- _EXERCISE DESCRIPTION_
Search for the word "arrow" in the entries. Each line that holds it should be copied.

■ ■ ■ ■ ■

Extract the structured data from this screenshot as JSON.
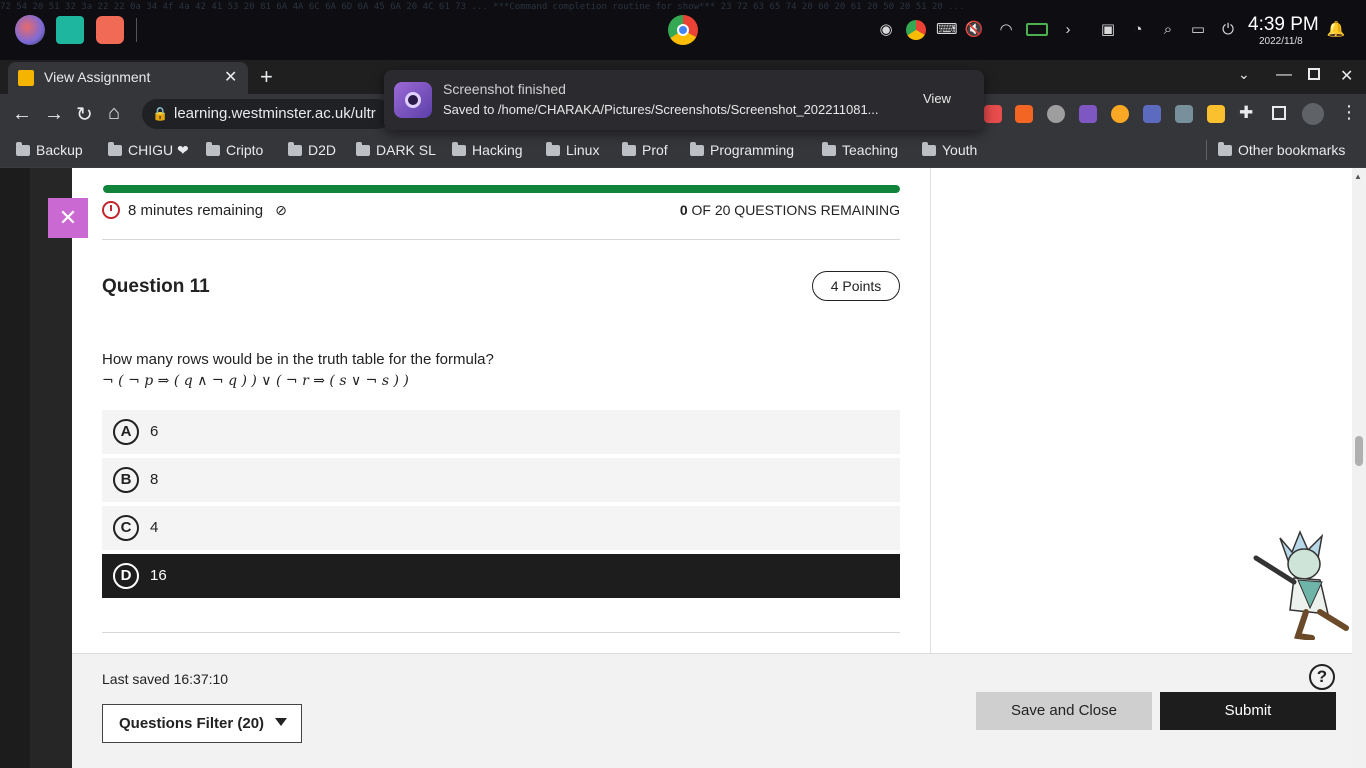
{
  "os": {
    "clock": "4:39 PM",
    "date": "2022/11/8",
    "terminal_text": "72 54 20 51 32 3a 22 22 0a 34 4f 4a 42 41 53 20 81 6A 4A 6C 6A 6D 6A 45 6A 20 4C 61 73 ... ***Command completion routine for show*** 23 72 63 65 74 20 60 20 61 20 50 20 51 20 ..."
  },
  "browser": {
    "tab_title": "View Assignment",
    "url": "learning.westminster.ac.uk/ultr",
    "bookmarks": [
      "Backup",
      "CHIGU ❤",
      "Cripto",
      "D2D",
      "DARK SL",
      "Hacking",
      "Linux",
      "Prof",
      "Programming",
      "Teaching",
      "Youth"
    ],
    "other_bookmarks": "Other bookmarks"
  },
  "notification": {
    "title": "Screenshot finished",
    "body": "Saved to /home/CHARAKA/Pictures/Screenshots/Screenshot_202211081...",
    "action": "View"
  },
  "assessment": {
    "progress_fraction": 1.0,
    "timer": "8 minutes remaining",
    "remaining_count": "0",
    "remaining_text": "OF 20 QUESTIONS REMAINING",
    "question_title": "Question 11",
    "points": "4 Points",
    "question_text": "How many rows would be in the truth table for the formula?",
    "formula": "¬ ( ¬ p ⇒ ( q ∧ ¬ q ) ) ∨ ( ¬ r ⇒ ( s ∨ ¬ s ) )",
    "answers": [
      {
        "letter": "A",
        "text": "6",
        "selected": false
      },
      {
        "letter": "B",
        "text": "8",
        "selected": false
      },
      {
        "letter": "C",
        "text": "4",
        "selected": false
      },
      {
        "letter": "D",
        "text": "16",
        "selected": true
      }
    ],
    "last_saved": "Last saved 16:37:10",
    "filter_label": "Questions Filter (20)",
    "save_close_label": "Save and Close",
    "submit_label": "Submit",
    "help_symbol": "?"
  },
  "colors": {
    "progress": "#10843b",
    "timer_icon": "#c1272d",
    "close_panel": "#c969d1"
  }
}
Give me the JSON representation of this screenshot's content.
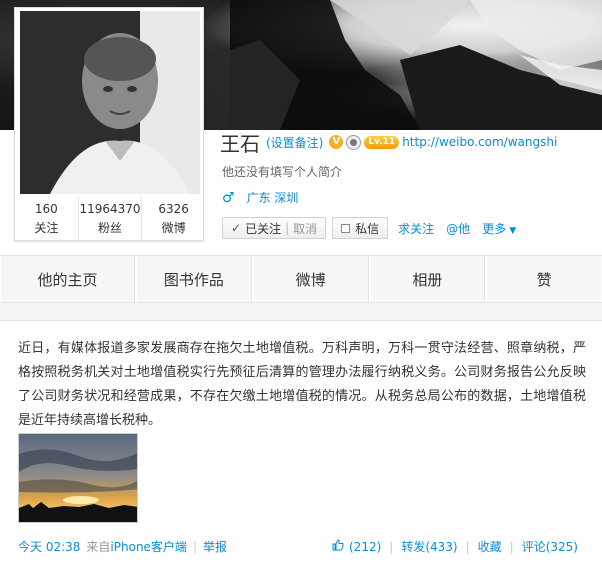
{
  "profile": {
    "name": "王石",
    "remark": "(设置备注)",
    "v_badge": "V",
    "level_badge": "Lv.11",
    "url": "http://weibo.com/wangshi",
    "bio": "他还没有填写个人简介",
    "gender": "♂",
    "location": "广东 深圳",
    "stats": [
      {
        "num": "160",
        "label": "关注"
      },
      {
        "num": "11964370",
        "label": "粉丝"
      },
      {
        "num": "6326",
        "label": "微博"
      }
    ]
  },
  "actions": {
    "check": "✓",
    "followed": "已关注",
    "separator": "|",
    "cancel": "取消",
    "message": "私信",
    "ask": "求关注",
    "at": "@他",
    "more": "更多",
    "more_caret": "▼"
  },
  "tabs": [
    "他的主页",
    "图书作品",
    "微博",
    "相册",
    "赞"
  ],
  "post": {
    "text": "近日，有媒体报道多家发展商存在拖欠土地增值税。万科声明，万科一贯守法经营、照章纳税，严格按照税务机关对土地增值税实行先预征后清算的管理办法履行纳税义务。公司财务报告公允反映了公司财务状况和经营成果，不存在欠缴土地增值税的情况。从税务总局公布的数据，土地增值税是近年持续高增长税种。",
    "time": "今天 02:38",
    "source_prefix": "来自",
    "source": "iPhone客户端",
    "report": "举报",
    "like_icon": "thumbs-up-icon",
    "like_count": "(212)",
    "repost": "转发(433)",
    "favorite": "收藏",
    "comment": "评论(325)",
    "pipe": "|"
  },
  "colors": {
    "link": "#0a8cd2",
    "text": "#333333",
    "muted": "#999999",
    "badge_gold": "#f5b025"
  }
}
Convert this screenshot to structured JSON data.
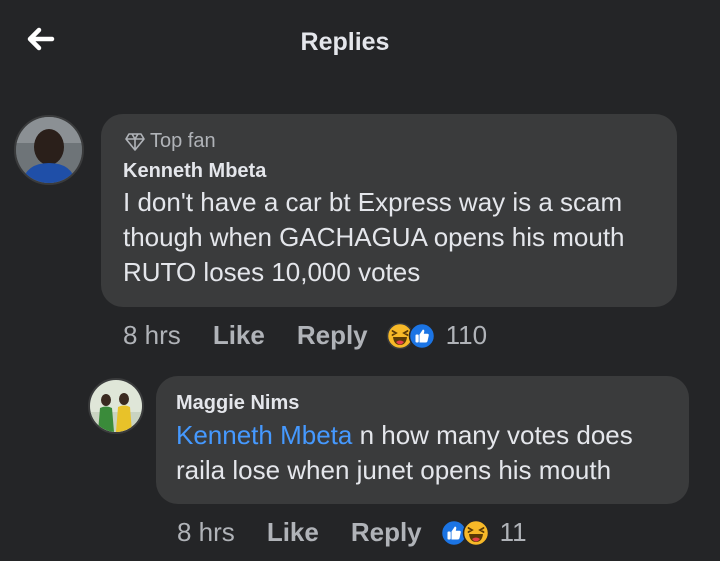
{
  "header": {
    "title": "Replies",
    "back_icon": "arrow-left-icon"
  },
  "comments": [
    {
      "badge": "Top fan",
      "badge_icon": "diamond-icon",
      "author": "Kenneth Mbeta",
      "text_lines": [
        "I don't have a car bt Express way is a scam",
        "though when GACHAGUA opens his mouth",
        "RUTO loses 10,000 votes"
      ],
      "time": "8 hrs",
      "like_label": "Like",
      "reply_label": "Reply",
      "reactions": [
        "haha-icon",
        "like-icon"
      ],
      "reaction_count": "110"
    },
    {
      "author": "Maggie Nims",
      "mention": "Kenneth Mbeta",
      "text_line1_rest": " n how many votes does",
      "text_line2": "raila lose when junet opens his mouth",
      "time": "8 hrs",
      "like_label": "Like",
      "reply_label": "Reply",
      "reactions": [
        "like-icon",
        "haha-icon"
      ],
      "reaction_count": "11"
    }
  ],
  "colors": {
    "background": "#242527",
    "bubble": "#3a3b3c",
    "primary_text": "#e4e6eb",
    "secondary_text": "#b0b3b8",
    "mention": "#4599ff",
    "like_blue": "#1b74e4",
    "haha_yellow": "#f7b928"
  }
}
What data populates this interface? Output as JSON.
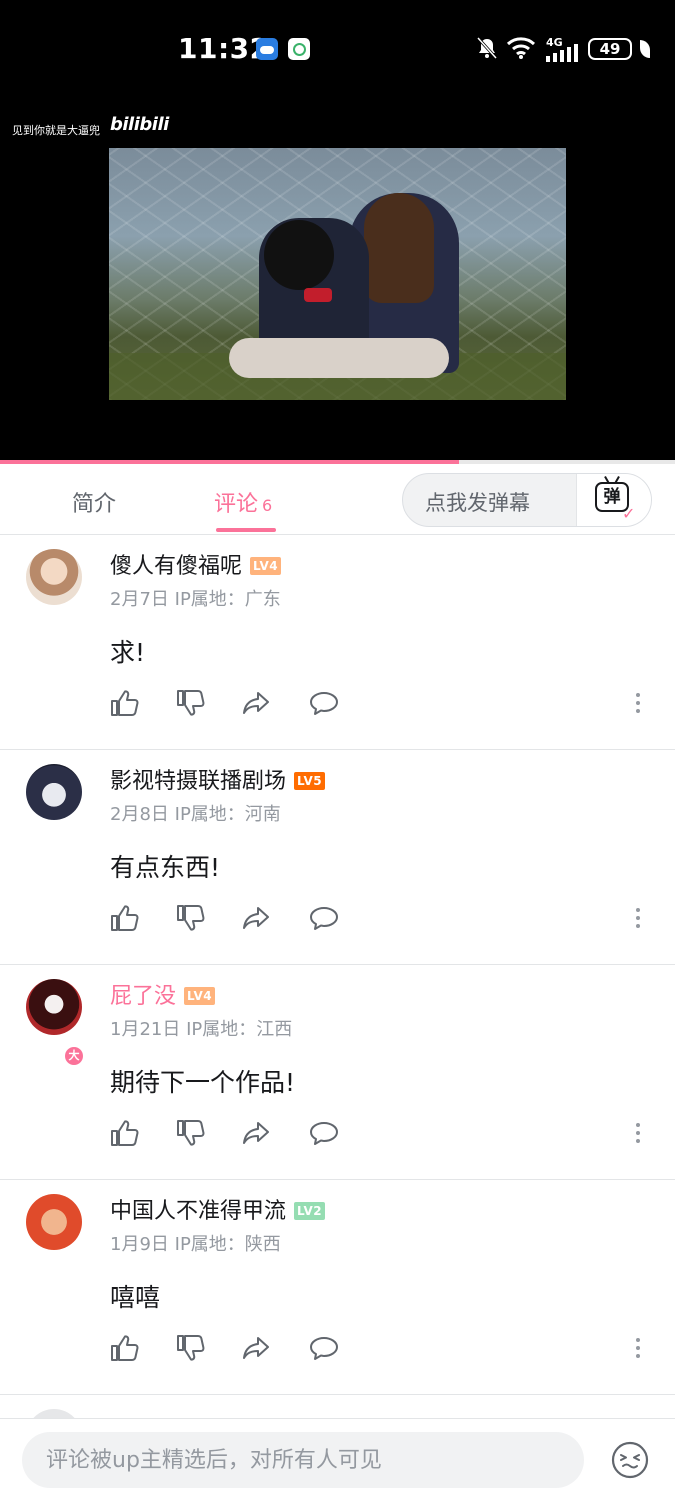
{
  "status_bar": {
    "time": "11:32",
    "network": "4G",
    "battery": "49"
  },
  "player": {
    "watermark": "见到你就是大逼兜",
    "logo": "bilibili",
    "progress": 0.68
  },
  "tabs": {
    "intro_label": "简介",
    "comments_label": "评论",
    "comments_count": "6"
  },
  "danmaku": {
    "placeholder": "点我发弹幕",
    "icon_char": "弹"
  },
  "comments": [
    {
      "username": "傻人有傻福呢",
      "level": "LV4",
      "level_color": "#ffb37c",
      "vip": false,
      "date": "2月7日",
      "ip": "IP属地：广东",
      "content": "求!"
    },
    {
      "username": "影视特摄联播剧场",
      "level": "LV5",
      "level_color": "#ff6c00",
      "vip": false,
      "date": "2月8日",
      "ip": "IP属地：河南",
      "content": "有点东西!"
    },
    {
      "username": "屁了没",
      "level": "LV4",
      "level_color": "#ffb37c",
      "vip": true,
      "badge": "大",
      "date": "1月21日",
      "ip": "IP属地：江西",
      "content": "期待下一个作品!"
    },
    {
      "username": "中国人不准得甲流",
      "level": "LV2",
      "level_color": "#95ddb2",
      "vip": false,
      "date": "1月9日",
      "ip": "IP属地：陕西",
      "content": "嘻嘻"
    }
  ],
  "icons": {
    "like": "thumbs-up-icon",
    "dislike": "thumbs-down-icon",
    "share": "share-icon",
    "reply": "reply-bubble-icon",
    "more": "more-vertical-icon",
    "emoji": "emoji-icon"
  },
  "input": {
    "placeholder": "评论被up主精选后，对所有人可见"
  },
  "colors": {
    "accent": "#fb7299",
    "text": "#18191c",
    "secondary": "#9499a0"
  }
}
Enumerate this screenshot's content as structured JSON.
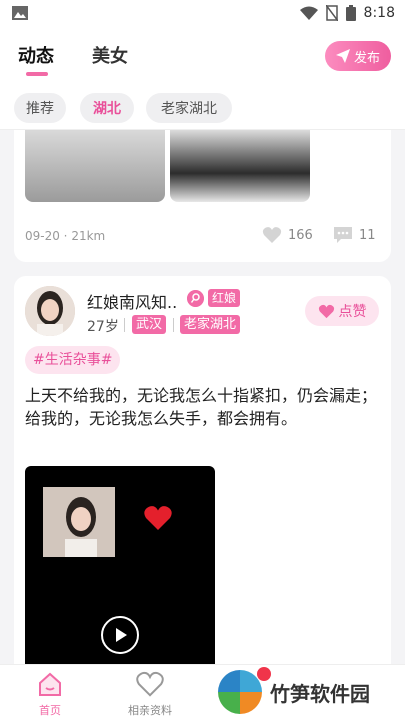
{
  "status_bar": {
    "time": "8:18"
  },
  "top_tabs": {
    "active": "动态",
    "second": "美女"
  },
  "publish_label": "发布",
  "filters": [
    "推荐",
    "湖北",
    "老家湖北"
  ],
  "card1": {
    "meta": "09-20 · 21km",
    "likes": "166",
    "comments": "11"
  },
  "card2": {
    "username": "红娘南风知..",
    "role_badge": "红娘",
    "age": "27岁",
    "city": "武汉",
    "hometown": "老家湖北",
    "like_label": "点赞",
    "topic": "#生活杂事#",
    "text": "上天不给我的，无论我怎么十指紧扣，仍会漏走；给我的，无论我怎么失手，都会拥有。"
  },
  "bottom_nav": {
    "home": "首页",
    "profile": "相亲资料"
  },
  "watermark": "竹笋软件园",
  "colors": {
    "accent": "#f26aa6",
    "accent_light": "#fde4ef"
  }
}
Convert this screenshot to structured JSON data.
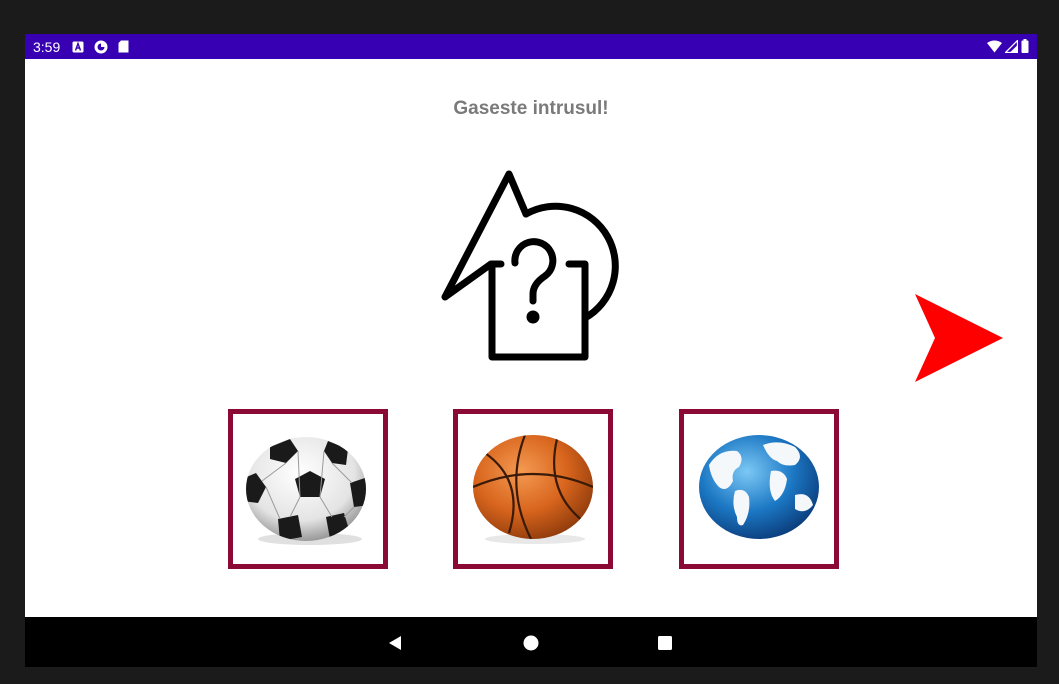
{
  "status_bar": {
    "time": "3:59",
    "left_icons": [
      "a-notification-icon",
      "sync-icon",
      "sd-card-icon"
    ],
    "right_icons": [
      "wifi-icon",
      "signal-icon",
      "battery-icon"
    ],
    "background_color": "#3700b3"
  },
  "main": {
    "title": "Gaseste intrusul!",
    "center_icon": "shapes-question-icon",
    "next_icon": "next-arrow-icon",
    "next_color": "#ff0000",
    "options": [
      {
        "icon": "soccer-ball-icon"
      },
      {
        "icon": "basketball-icon"
      },
      {
        "icon": "globe-icon"
      }
    ],
    "option_border_color": "#8b0a35"
  },
  "nav_bar": {
    "buttons": [
      "back-icon",
      "home-icon",
      "recents-icon"
    ]
  }
}
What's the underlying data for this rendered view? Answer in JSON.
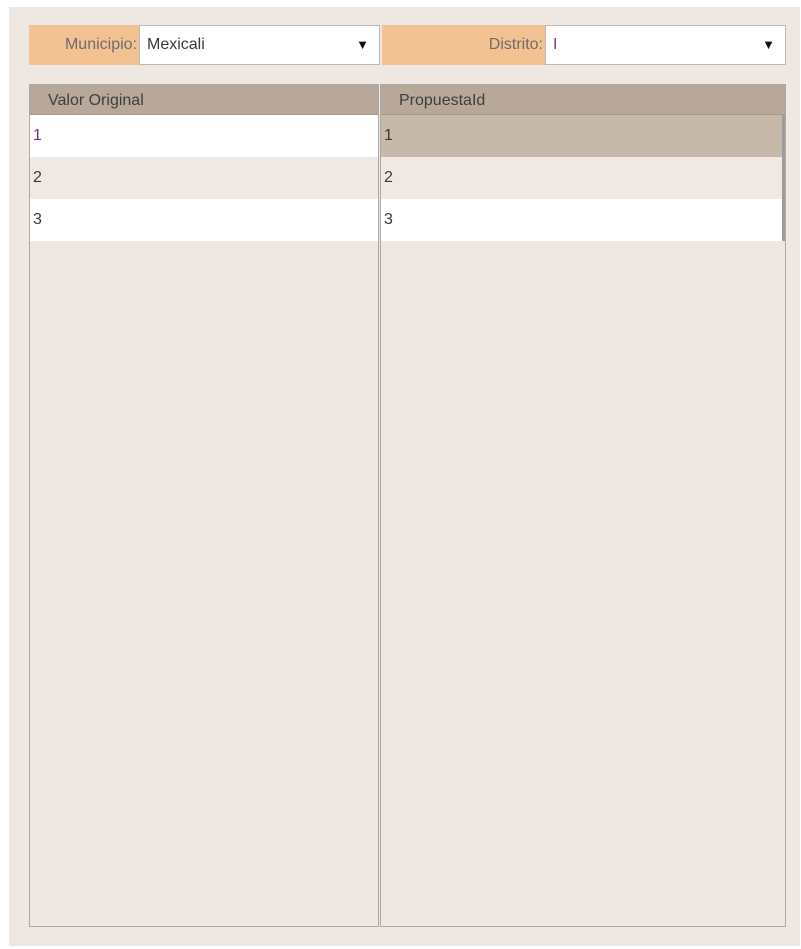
{
  "filters": {
    "municipio": {
      "label": "Municipio:",
      "value": "Mexicali",
      "arrow": "▼"
    },
    "distrito": {
      "label": "Distrito:",
      "value": "I",
      "arrow": "▼"
    }
  },
  "lists": {
    "original": {
      "header": "Valor Original",
      "rows": [
        "1",
        "2",
        "3"
      ]
    },
    "propuesta": {
      "header": "PropuestaId",
      "rows": [
        "1",
        "2",
        "3"
      ],
      "selected_index": 0
    }
  },
  "colors": {
    "panel_bg": "#efe7e2",
    "filter_label_bg": "#f3c292",
    "header_bg": "#b8a899",
    "selected_row_bg": "#c7b9aa"
  }
}
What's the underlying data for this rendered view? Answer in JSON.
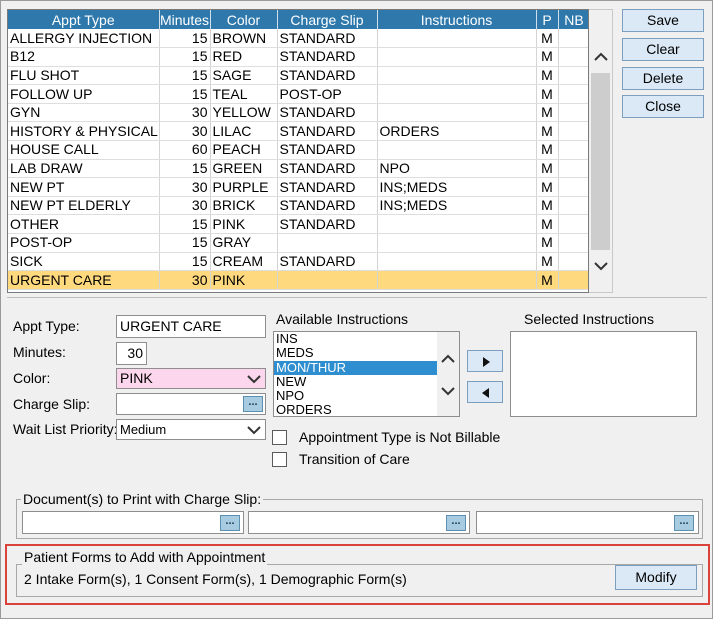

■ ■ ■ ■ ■

- _RESPONSE AREA_
    "back_icon": "arrow-left-icon"
    "next_icon": "next-arrow-icon",
      "arrow": "▼"
      "arrow": "▼"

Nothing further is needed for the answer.